Output every entry exactly as given.

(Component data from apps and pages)
────
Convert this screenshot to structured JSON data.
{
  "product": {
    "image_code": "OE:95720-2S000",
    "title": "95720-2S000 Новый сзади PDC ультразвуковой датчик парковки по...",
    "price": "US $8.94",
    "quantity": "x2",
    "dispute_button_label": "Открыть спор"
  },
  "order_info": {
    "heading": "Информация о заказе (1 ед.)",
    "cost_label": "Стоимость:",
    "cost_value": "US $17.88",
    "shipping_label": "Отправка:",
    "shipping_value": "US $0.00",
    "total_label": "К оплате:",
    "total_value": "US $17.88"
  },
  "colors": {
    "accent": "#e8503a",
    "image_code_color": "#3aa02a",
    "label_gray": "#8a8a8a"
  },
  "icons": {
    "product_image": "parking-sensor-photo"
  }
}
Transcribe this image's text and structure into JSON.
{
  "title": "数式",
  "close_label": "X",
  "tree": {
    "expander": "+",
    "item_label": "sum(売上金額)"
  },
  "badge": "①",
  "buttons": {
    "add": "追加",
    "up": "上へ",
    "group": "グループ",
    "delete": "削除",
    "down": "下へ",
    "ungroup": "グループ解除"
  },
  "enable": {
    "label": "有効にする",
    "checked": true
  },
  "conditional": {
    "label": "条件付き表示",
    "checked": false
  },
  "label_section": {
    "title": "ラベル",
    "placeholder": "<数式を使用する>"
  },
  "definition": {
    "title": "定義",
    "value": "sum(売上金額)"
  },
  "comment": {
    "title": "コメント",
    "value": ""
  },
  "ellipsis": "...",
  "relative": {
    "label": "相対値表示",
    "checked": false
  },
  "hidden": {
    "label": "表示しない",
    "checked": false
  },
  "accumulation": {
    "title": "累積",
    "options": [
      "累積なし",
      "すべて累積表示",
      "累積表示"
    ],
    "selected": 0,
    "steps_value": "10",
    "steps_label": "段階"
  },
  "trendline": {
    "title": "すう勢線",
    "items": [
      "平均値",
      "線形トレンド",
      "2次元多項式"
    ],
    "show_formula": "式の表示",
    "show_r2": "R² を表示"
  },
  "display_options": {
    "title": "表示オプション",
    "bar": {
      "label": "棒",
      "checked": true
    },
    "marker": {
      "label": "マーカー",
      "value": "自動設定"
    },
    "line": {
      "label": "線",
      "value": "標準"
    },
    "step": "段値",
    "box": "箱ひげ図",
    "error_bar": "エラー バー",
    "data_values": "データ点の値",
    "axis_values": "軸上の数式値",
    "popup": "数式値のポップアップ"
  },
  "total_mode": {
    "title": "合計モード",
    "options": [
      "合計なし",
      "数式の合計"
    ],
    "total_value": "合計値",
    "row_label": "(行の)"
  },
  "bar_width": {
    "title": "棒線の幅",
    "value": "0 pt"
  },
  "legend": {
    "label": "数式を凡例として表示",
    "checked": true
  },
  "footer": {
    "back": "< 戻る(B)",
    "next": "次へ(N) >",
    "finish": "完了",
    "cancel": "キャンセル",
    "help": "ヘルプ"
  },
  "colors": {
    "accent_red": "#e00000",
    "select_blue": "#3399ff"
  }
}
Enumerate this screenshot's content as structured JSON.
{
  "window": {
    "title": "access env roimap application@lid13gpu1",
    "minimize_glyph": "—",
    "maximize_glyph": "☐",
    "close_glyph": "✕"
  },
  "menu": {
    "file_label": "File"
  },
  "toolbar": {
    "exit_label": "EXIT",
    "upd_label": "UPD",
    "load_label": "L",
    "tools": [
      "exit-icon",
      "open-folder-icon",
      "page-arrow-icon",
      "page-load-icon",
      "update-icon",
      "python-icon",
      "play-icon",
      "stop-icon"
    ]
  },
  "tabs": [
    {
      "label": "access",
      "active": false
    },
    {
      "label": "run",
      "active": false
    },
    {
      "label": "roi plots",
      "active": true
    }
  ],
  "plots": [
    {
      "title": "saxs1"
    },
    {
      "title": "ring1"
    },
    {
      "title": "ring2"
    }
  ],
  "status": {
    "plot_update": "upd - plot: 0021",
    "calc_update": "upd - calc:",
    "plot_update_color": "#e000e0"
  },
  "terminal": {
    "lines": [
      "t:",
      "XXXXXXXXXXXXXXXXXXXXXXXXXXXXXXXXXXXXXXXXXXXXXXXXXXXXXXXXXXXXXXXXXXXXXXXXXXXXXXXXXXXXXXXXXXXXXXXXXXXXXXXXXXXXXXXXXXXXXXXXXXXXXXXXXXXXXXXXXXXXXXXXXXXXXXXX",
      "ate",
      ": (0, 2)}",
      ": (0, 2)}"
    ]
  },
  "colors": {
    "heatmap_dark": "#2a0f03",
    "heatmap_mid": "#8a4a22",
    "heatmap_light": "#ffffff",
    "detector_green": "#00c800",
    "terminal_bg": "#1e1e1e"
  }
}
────
-- Completed exercise --
Convert this screenshot to structured JSON data.
{
  "product": {
    "image_code": "OE:95720-2S000",
    "title": "95720-2S000 Новый сзади PDC ультразвуковой датчик парковки по...",
    "price": "US $8.94",
    "quantity": "x2",
    "dispute_button_label": "Открыть спор"
  },
  "order_info": {
    "heading": "Информация о заказе (1 ед.)",
    "cost_label": "Стоимость:",
    "cost_value": "US $17.88",
    "shipping_label": "Отправка:",
    "shipping_value": "US $0.00",
    "total_label": "К оплате:",
    "total_value": "US $17.88"
  },
  "colors": {
    "accent": "#e8503a",
    "image_code_color": "#3aa02a",
    "label_gray": "#8a8a8a"
  },
  "icons": {
    "product_image": "parking-sensor-photo"
  }
}
Transcribe this image's text and structure into JSON.
{
  "title": "数式",
  "close_label": "X",
  "tree": {
    "expander": "+",
    "item_label": "sum(売上金額)"
  },
  "badge": "①",
  "buttons": {
    "add": "追加",
    "up": "上へ",
    "group": "グループ",
    "delete": "削除",
    "down": "下へ",
    "ungroup": "グループ解除"
  },
  "enable": {
    "label": "有効にする",
    "checked": true
  },
  "conditional": {
    "label": "条件付き表示",
    "checked": false
  },
  "label_section": {
    "title": "ラベル",
    "placeholder": "<数式を使用する>"
  },
  "definition": {
    "title": "定義",
    "value": "sum(売上金額)"
  },
  "comment": {
    "title": "コメント",
    "value": ""
  },
  "ellipsis": "...",
  "relative": {
    "label": "相対値表示",
    "checked": false
  },
  "hidden": {
    "label": "表示しない",
    "checked": false
  },
  "accumulation": {
    "title": "累積",
    "options": [
      "累積なし",
      "すべて累積表示",
      "累積表示"
    ],
    "selected": 0,
    "steps_value": "10",
    "steps_label": "段階"
  },
  "trendline": {
    "title": "すう勢線",
    "items": [
      "平均値",
      "線形トレンド",
      "2次元多項式"
    ],
    "show_formula": "式の表示",
    "show_r2": "R² を表示"
  },
  "display_options": {
    "title": "表示オプション",
    "bar": {
      "label": "棒",
      "checked": true
    },
    "marker": {
      "label": "マーカー",
      "value": "自動設定"
    },
    "line": {
      "label": "線",
      "value": "標準"
    },
    "step": "段値",
    "box": "箱ひげ図",
    "error_bar": "エラー バー",
    "data_values": "データ点の値",
    "axis_values": "軸上の数式値",
    "popup": "数式値のポップアップ"
  },
  "total_mode": {
    "title": "合計モード",
    "options": [
      "合計なし",
      "数式の合計"
    ],
    "total_value": "合計値",
    "row_label": "(行の)"
  },
  "bar_width": {
    "title": "棒線の幅",
    "value": "0 pt"
  },
  "legend": {
    "label": "数式を凡例として表示",
    "checked": true
  },
  "footer": {
    "back": "< 戻る(B)",
    "next": "次へ(N) >",
    "finish": "完了",
    "cancel": "キャンセル",
    "help": "ヘルプ"
  },
  "colors": {
    "accent_red": "#e00000",
    "select_blue": "#3399ff"
  }
}
Enumerate this screenshot's content as structured JSON.
{
  "window": {
    "title": "access env roimap application@lid13gpu1",
    "minimize_glyph": "—",
    "maximize_glyph": "☐",
    "close_glyph": "✕"
  },
  "menu": {
    "file_label": "File"
  },
  "toolbar": {
    "exit_label": "EXIT",
    "upd_label": "UPD",
    "load_label": "L",
    "tools": [
      "exit-icon",
      "open-folder-icon",
      "page-arrow-icon",
      "page-load-icon",
      "update-icon",
      "python-icon",
      "play-icon",
      "stop-icon"
    ]
  },
  "tabs": [
    {
      "label": "access",
      "active": false
    },
    {
      "label": "run",
      "active": false
    },
    {
      "label": "roi plots",
      "active": true
    }
  ],
  "plots": [
    {
      "title": "saxs1"
    },
    {
      "title": "ring1"
    },
    {
      "title": "ring2"
    }
  ],
  "status": {
    "plot_update": "upd - plot: 0021",
    "calc_update": "upd - calc:",
    "plot_update_color": "#e000e0"
  },
  "terminal": {
    "lines": [
      "t:",
      "XXXXXXXXXXXXXXXXXXXXXXXXXXXXXXXXXXXXXXXXXXXXXXXXXXXXXXXXXXXXXXXXXXXXXXXXXXXXXXXXXXXXXXXXXXXXXXXXXXXXXXXXXXXXXXXXXXXXXXXXXXXXXXXXXXXXXXXXXXXXXXXXXXXXXXXX",
      "ate",
      ": (0, 2)}",
      ": (0, 2)}"
    ]
  },
  "colors": {
    "heatmap_dark": "#2a0f03",
    "heatmap_mid": "#8a4a22",
    "heatmap_light": "#ffffff",
    "detector_green": "#00c800",
    "terminal_bg": "#1e1e1e"
  }
}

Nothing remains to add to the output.